His response:

It’s like weather. There might be a major blizzard in Boston, or a hurricane in Florida. We expect our directors to behave responsibly and take whatever measures are locally appropriate. We do not monitor weather forecasts and provide guidance to directors about weather emergencies, because we do not have the resources or expertise to do so, and because it would be duplicating official efforts. And then what if we get something wrong? At best directors might receive conflicting advice; at worst they might make the wrong decision based on bad information.

There is no circumstance in which pausing Scrabble during a pandemic is the wrong decision. The math may say it’s not necessary. The body and brain don’t care about the math. (A splinter Scrabble organization, the Word Game Players’ Organization, has suspended all tournaments until at least April 30.) I’m not symptomatic, and I hope no one from the Charlottesville tournament is, either.
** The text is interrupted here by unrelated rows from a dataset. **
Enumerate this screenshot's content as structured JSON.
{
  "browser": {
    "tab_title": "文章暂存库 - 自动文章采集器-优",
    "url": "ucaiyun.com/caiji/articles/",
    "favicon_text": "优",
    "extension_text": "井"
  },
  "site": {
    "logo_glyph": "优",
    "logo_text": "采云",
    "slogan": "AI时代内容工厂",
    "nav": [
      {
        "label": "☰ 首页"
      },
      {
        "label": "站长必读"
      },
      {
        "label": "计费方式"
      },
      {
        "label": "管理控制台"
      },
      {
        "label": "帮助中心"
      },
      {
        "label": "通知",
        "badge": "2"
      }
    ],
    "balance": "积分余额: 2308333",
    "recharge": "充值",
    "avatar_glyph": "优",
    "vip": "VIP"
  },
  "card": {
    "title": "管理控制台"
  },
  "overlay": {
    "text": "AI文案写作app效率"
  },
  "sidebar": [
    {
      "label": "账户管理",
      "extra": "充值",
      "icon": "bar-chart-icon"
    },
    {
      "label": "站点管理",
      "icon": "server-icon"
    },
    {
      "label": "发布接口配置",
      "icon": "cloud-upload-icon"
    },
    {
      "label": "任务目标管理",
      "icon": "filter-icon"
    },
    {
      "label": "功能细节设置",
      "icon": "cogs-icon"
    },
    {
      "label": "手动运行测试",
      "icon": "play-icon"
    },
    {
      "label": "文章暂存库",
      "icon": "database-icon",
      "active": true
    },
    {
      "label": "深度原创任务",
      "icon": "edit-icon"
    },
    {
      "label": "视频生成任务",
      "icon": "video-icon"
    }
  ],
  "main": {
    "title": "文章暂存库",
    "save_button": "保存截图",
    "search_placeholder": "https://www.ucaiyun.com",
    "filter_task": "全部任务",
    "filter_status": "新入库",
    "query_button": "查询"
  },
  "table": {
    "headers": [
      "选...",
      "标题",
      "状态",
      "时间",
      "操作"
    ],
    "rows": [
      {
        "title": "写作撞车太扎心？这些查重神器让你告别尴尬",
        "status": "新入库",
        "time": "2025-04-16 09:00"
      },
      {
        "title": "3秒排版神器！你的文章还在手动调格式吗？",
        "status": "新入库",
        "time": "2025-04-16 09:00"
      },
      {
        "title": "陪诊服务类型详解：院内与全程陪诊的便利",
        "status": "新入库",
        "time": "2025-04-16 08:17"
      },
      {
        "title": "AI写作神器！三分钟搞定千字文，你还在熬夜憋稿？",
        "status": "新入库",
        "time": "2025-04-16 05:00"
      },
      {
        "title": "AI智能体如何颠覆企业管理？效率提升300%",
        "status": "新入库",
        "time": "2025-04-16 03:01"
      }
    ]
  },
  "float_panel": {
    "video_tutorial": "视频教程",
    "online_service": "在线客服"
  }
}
But I’m grappling with whether I needlessly put myself, my kid, and others at risk.

Scrabble is a huge part of my life and my identity. I love the challenge of every rack, the beauty of the words, the rush of competition—one on one, across the board from another human being. But I won’t be playing outside of my living room for a while. I’m cleaning my tiles again. Others are making the same choice; players have begun organizing online tournaments.

During the week, I watched with empathy as the director of that tournament in Ohio wrestled in real time with what to do. By Friday, he was publicly and privately discouraging players from attending, and thanking those who chose not to. “Yes, in theory, I could cancel,” he wrote on Facebook. “However, I promised several people … that I would run the tourney, and so I shall do so.” Another player replied, “Just keep them all spread out. Godspeed.”

Update, March 18, 2020: In an email, NASPA instructed members to cancel or postpone all sanctioned play and to not resume “until the appropriate public health authorities have recommended doing so.” The order came after a Hasbro executive told me the company was concerned about NASPA’s earlier failure to halt play. A Hasbro spokeswoman declined comment.

Listen to an episode of Slate’s sports podcast Hang Up and Listen below, or subscribe to the show on Apple PodcastsOvercastSpotifyStitcherGoogle Play, or wherever you get your podcasts.

Update, March 15, 2020: This article was updated to add more detail about the decision-making process of the director of the tournament in Ohio.